The following entries are to be repeated exactly, and the pictures are to be left behind.

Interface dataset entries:

▼

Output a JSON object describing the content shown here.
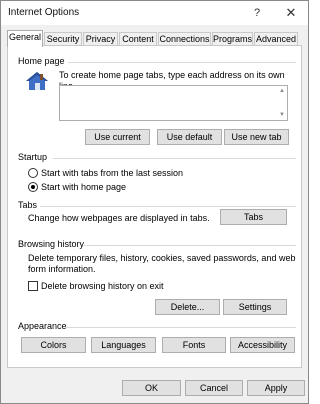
{
  "window": {
    "title": "Internet Options",
    "help": "?",
    "close": "✕"
  },
  "tabs": [
    {
      "label": "General",
      "active": true
    },
    {
      "label": "Security",
      "active": false
    },
    {
      "label": "Privacy",
      "active": false
    },
    {
      "label": "Content",
      "active": false
    },
    {
      "label": "Connections",
      "active": false
    },
    {
      "label": "Programs",
      "active": false
    },
    {
      "label": "Advanced",
      "active": false
    }
  ],
  "home_page": {
    "heading": "Home page",
    "description": "To create home page tabs, type each address on its own line.",
    "urls": "",
    "use_current": "Use current",
    "use_default": "Use default",
    "use_new_tab": "Use new tab"
  },
  "startup": {
    "heading": "Startup",
    "option_last_session": "Start with tabs from the last session",
    "option_home_page": "Start with home page",
    "selected": "home_page"
  },
  "tabs_section": {
    "heading": "Tabs",
    "description": "Change how webpages are displayed in tabs.",
    "button": "Tabs"
  },
  "browsing_history": {
    "heading": "Browsing history",
    "description_line1": "Delete temporary files, history, cookies, saved passwords, and web",
    "description_line2": "form information.",
    "delete_on_exit_label": "Delete browsing history on exit",
    "delete_on_exit_checked": false,
    "delete_button": "Delete...",
    "settings_button": "Settings"
  },
  "appearance": {
    "heading": "Appearance",
    "colors": "Colors",
    "languages": "Languages",
    "fonts": "Fonts",
    "accessibility": "Accessibility"
  },
  "footer": {
    "ok": "OK",
    "cancel": "Cancel",
    "apply": "Apply"
  }
}
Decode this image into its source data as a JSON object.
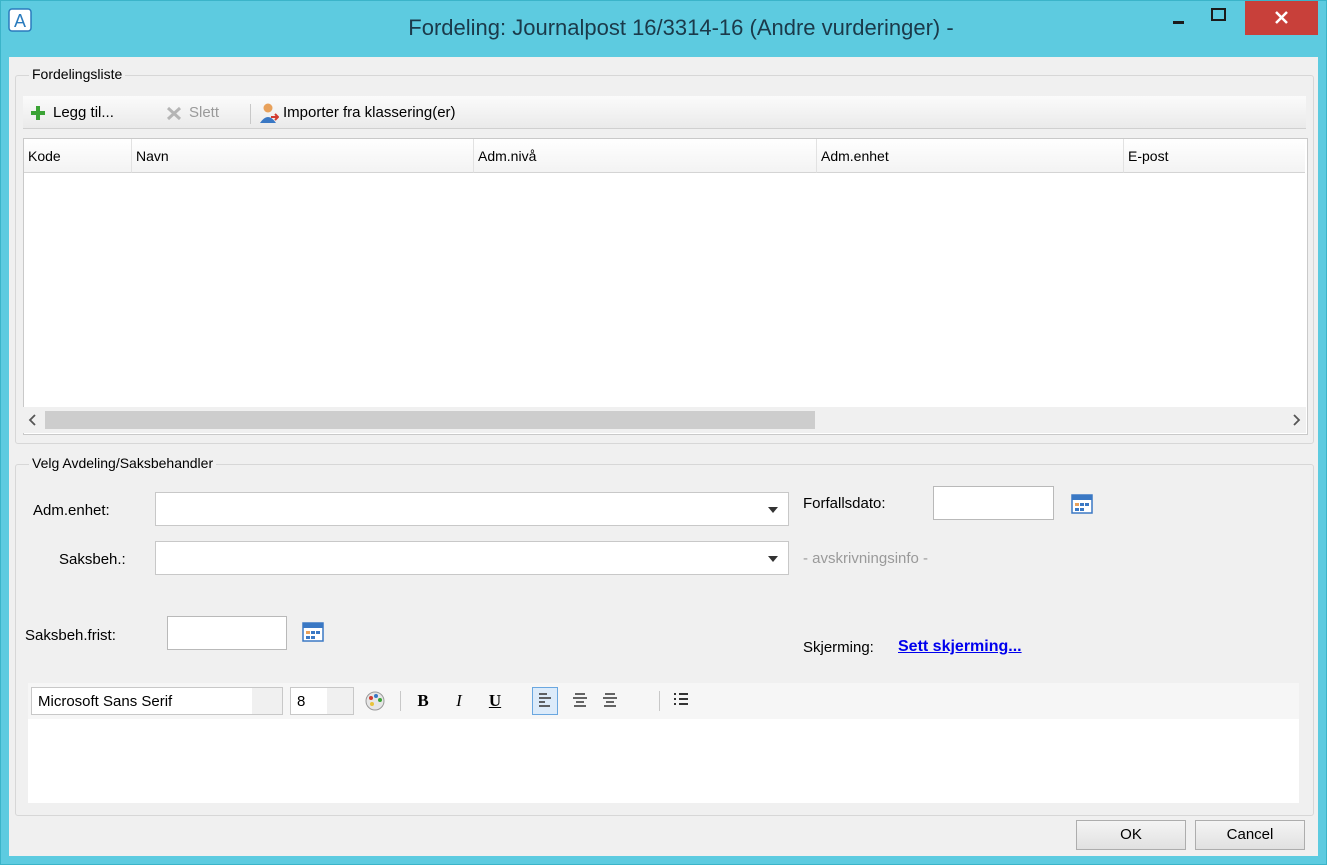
{
  "window": {
    "title": "Fordeling: Journalpost 16/3314-16 (Andre vurderinger) -",
    "app_icon": "A",
    "controls": {
      "minimize": "minimize-icon",
      "maximize": "maximize-icon",
      "close": "close-icon"
    }
  },
  "distribution": {
    "legend": "Fordelingsliste",
    "toolbar": {
      "add_label": "Legg til...",
      "delete_label": "Slett",
      "import_label": "Importer fra klassering(er)"
    },
    "columns": [
      "Kode",
      "Navn",
      "Adm.nivå",
      "Adm.enhet",
      "E-post"
    ],
    "rows": []
  },
  "select": {
    "legend": "Velg Avdeling/Saksbehandler",
    "adm_unit_label": "Adm.enhet:",
    "adm_unit_value": "",
    "case_handler_label": "Saksbeh.:",
    "case_handler_value": "",
    "due_date_label": "Forfallsdato:",
    "due_date_value": "",
    "writeoff_info": "- avskrivningsinfo -",
    "case_deadline_label": "Saksbeh.frist:",
    "case_deadline_value": "",
    "shielding_label": "Skjerming:",
    "shielding_link": "Sett skjerming..."
  },
  "editor": {
    "font_name": "Microsoft Sans Serif",
    "font_size": "8",
    "bold": "B",
    "italic": "I",
    "underline": "U",
    "text": ""
  },
  "buttons": {
    "ok": "OK",
    "cancel": "Cancel"
  },
  "colors": {
    "titlebar": "#5dcbe0",
    "close": "#c8403a",
    "link": "#0000ee"
  }
}
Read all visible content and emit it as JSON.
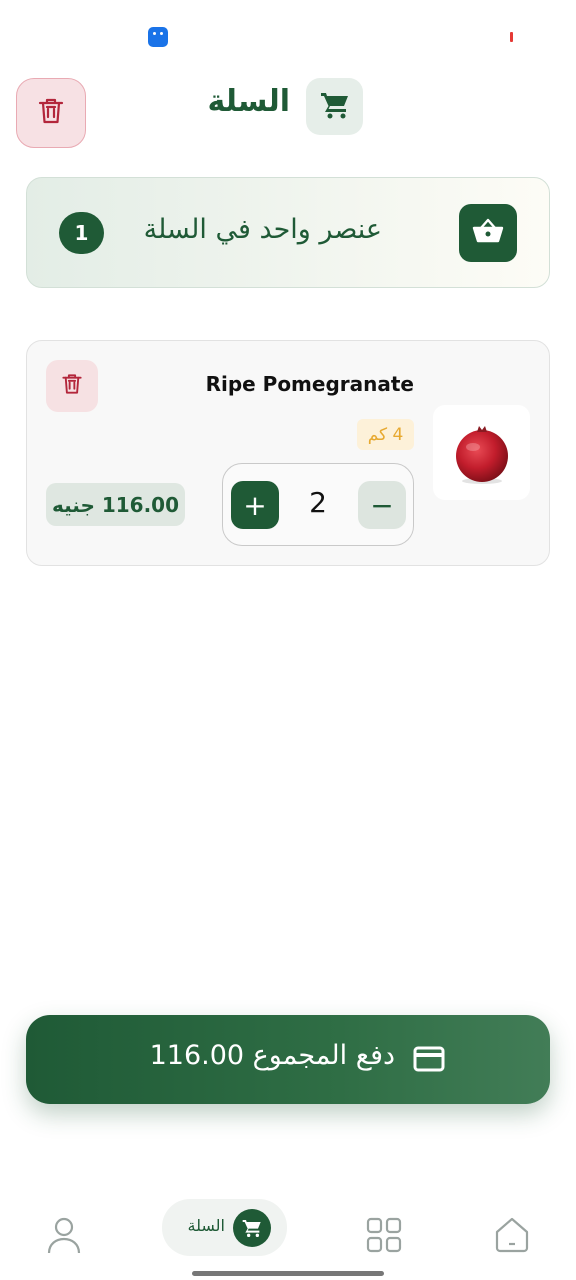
{
  "header": {
    "title": "السلة"
  },
  "summary": {
    "count": "1",
    "text": "عنصر واحد في السلة"
  },
  "cart_items": [
    {
      "name": "Ripe Pomegranate",
      "distance": "4 كم",
      "quantity": "2",
      "price": "116.00 جنيه"
    }
  ],
  "checkout": {
    "label": "دفع المجموع 116.00"
  },
  "bottom_nav": {
    "cart_label": "السلة"
  },
  "colors": {
    "primary": "#1f5a36",
    "danger": "#b3263b",
    "accent_orange": "#e7a930"
  }
}
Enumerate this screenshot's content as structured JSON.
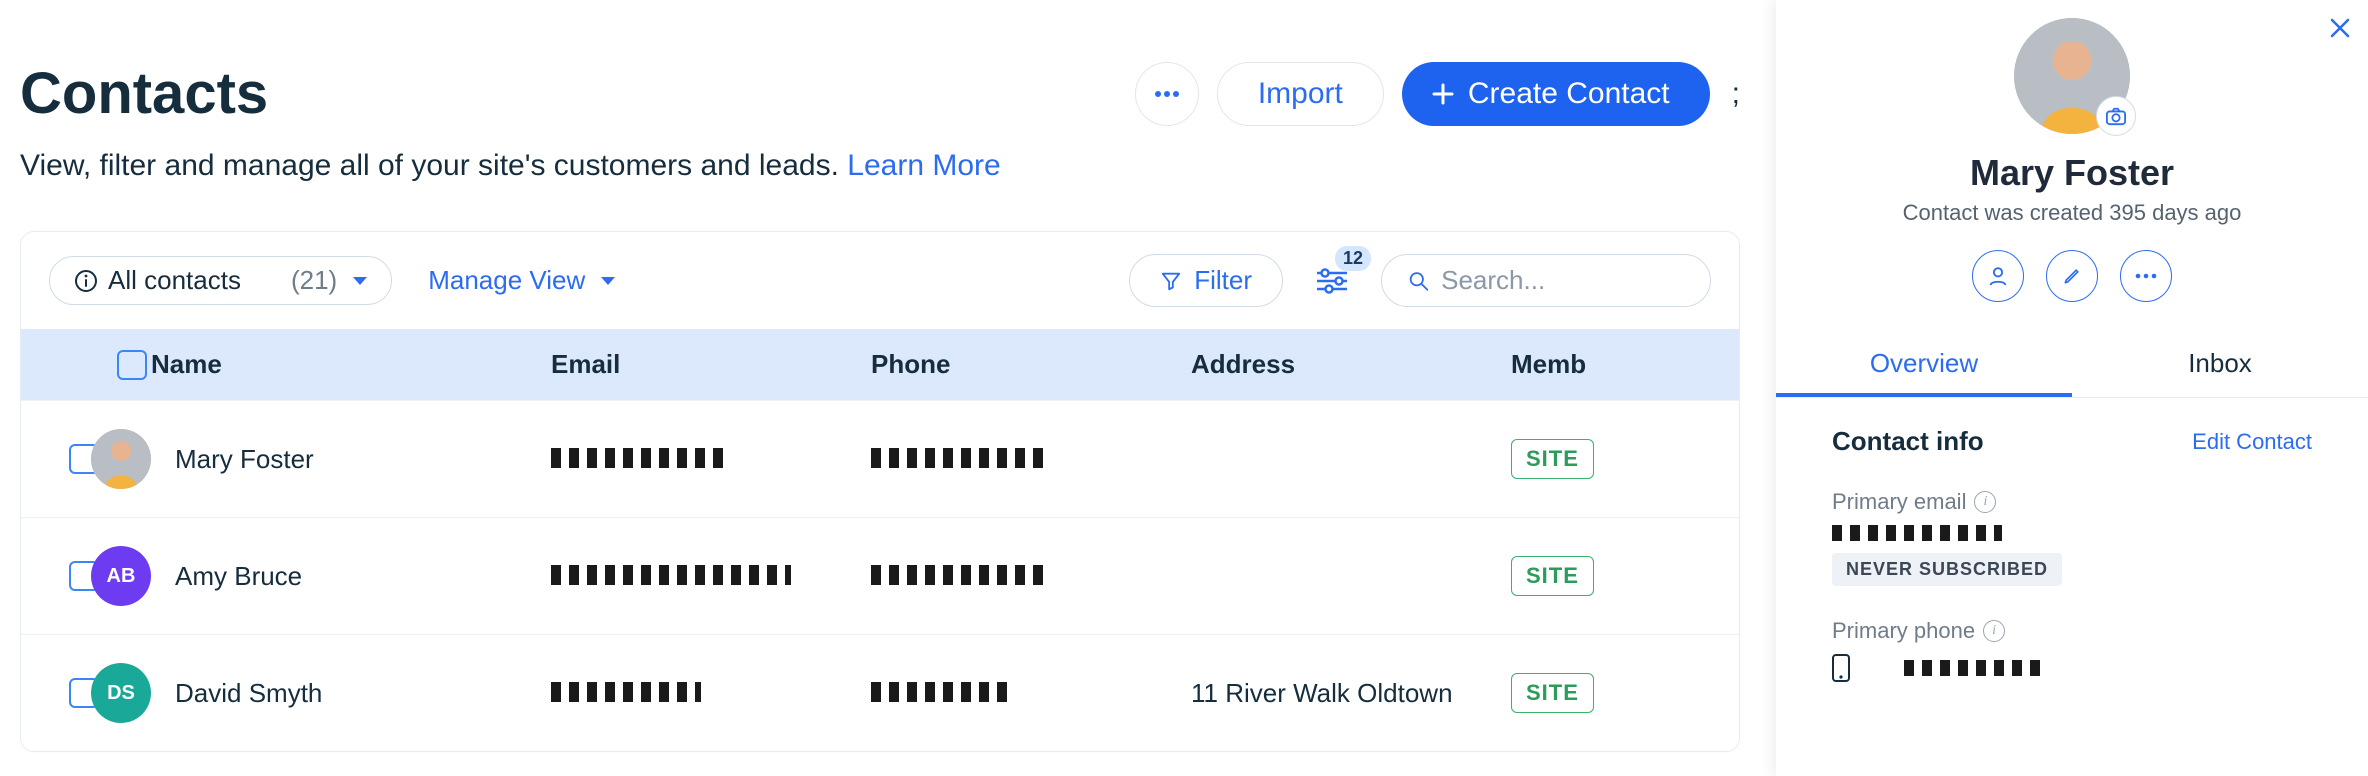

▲

__Exercise solution__
Output a JSON object describing the content shown here.
{
  "window": {
    "title": "Internet Options",
    "help": "?",
    "close": "✕"
  },
  "tabs": [
    {
      "label": "General",
      "active": true
    },
    {
      "label": "Security",
      "active": false
    },
    {
      "label": "Privacy",
      "active": false
    },
    {
      "label": "Content",
      "active": false
    },
    {
      "label": "Connections",
      "active": false
    },
    {
      "label": "Programs",
      "active": false
    },
    {
      "label": "Advanced",
      "active": false
    }
  ],
  "home_page": {
    "heading": "Home page",
    "description": "To create home page tabs, type each address on its own line.",
    "urls": "",
    "use_current": "Use current",
    "use_default": "Use default",
    "use_new_tab": "Use new tab"
  },
  "startup": {
    "heading": "Startup",
    "option_last_session": "Start with tabs from the last session",
    "option_home_page": "Start with home page",
    "selected": "home_page"
  },
  "tabs_section": {
    "heading": "Tabs",
    "description": "Change how webpages are displayed in tabs.",
    "button": "Tabs"
  },
  "browsing_history": {
    "heading": "Browsing history",
    "description_line1": "Delete temporary files, history, cookies, saved passwords, and web",
    "description_line2": "form information.",
    "delete_on_exit_label": "Delete browsing history on exit",
    "delete_on_exit_checked": false,
    "delete_button": "Delete...",
    "settings_button": "Settings"
  },
  "appearance": {
    "heading": "Appearance",
    "colors": "Colors",
    "languages": "Languages",
    "fonts": "Fonts",
    "accessibility": "Accessibility"
  },
  "footer": {
    "ok": "OK",
    "cancel": "Cancel",
    "apply": "Apply"
  }
}
Decode this image into its source data as a JSON object.
{
  "window": {
    "title": "Fordeling: Journalpost 16/3314-16 (Andre vurderinger) -",
    "app_icon": "A",
    "controls": {
      "minimize": "minimize-icon",
      "maximize": "maximize-icon",
      "close": "close-icon"
    }
  },
  "distribution": {
    "legend": "Fordelingsliste",
    "toolbar": {
      "add_label": "Legg til...",
      "delete_label": "Slett",
      "import_label": "Importer fra klassering(er)"
    },
    "columns": [
      "Kode",
      "Navn",
      "Adm.nivå",
      "Adm.enhet",
      "E-post"
    ],
    "rows": []
  },
  "select": {
    "legend": "Velg Avdeling/Saksbehandler",
    "adm_unit_label": "Adm.enhet:",
    "adm_unit_value": "",
    "case_handler_label": "Saksbeh.:",
    "case_handler_value": "",
    "due_date_label": "Forfallsdato:",
    "due_date_value": "",
    "writeoff_info": "- avskrivningsinfo -",
    "case_deadline_label": "Saksbeh.frist:",
    "case_deadline_value": "",
    "shielding_label": "Skjerming:",
    "shielding_link": "Sett skjerming..."
  },
  "editor": {
    "font_name": "Microsoft Sans Serif",
    "font_size": "8",
    "bold": "B",
    "italic": "I",
    "underline": "U",
    "text": ""
  },
  "buttons": {
    "ok": "OK",
    "cancel": "Cancel"
  },
  "colors": {
    "titlebar": "#5dcbe0",
    "close": "#c8403a",
    "link": "#0000ee"
  }
}
Read all visible content and emit it as JSON.
{
  "header": {
    "title": "السلة"
  },
  "summary": {
    "count": "1",
    "text": "عنصر واحد في السلة"
  },
  "cart_items": [
    {
      "name": "Ripe Pomegranate",
      "distance": "4 كم",
      "quantity": "2",
      "price": "116.00 جنيه"
    }
  ],
  "checkout": {
    "label": "دفع المجموع 116.00"
  },
  "bottom_nav": {
    "cart_label": "السلة"
  },
  "colors": {
    "primary": "#1f5a36",
    "danger": "#b3263b",
    "accent_orange": "#e7a930"
  }
}
Enumerate this screenshot's content as structured JSON.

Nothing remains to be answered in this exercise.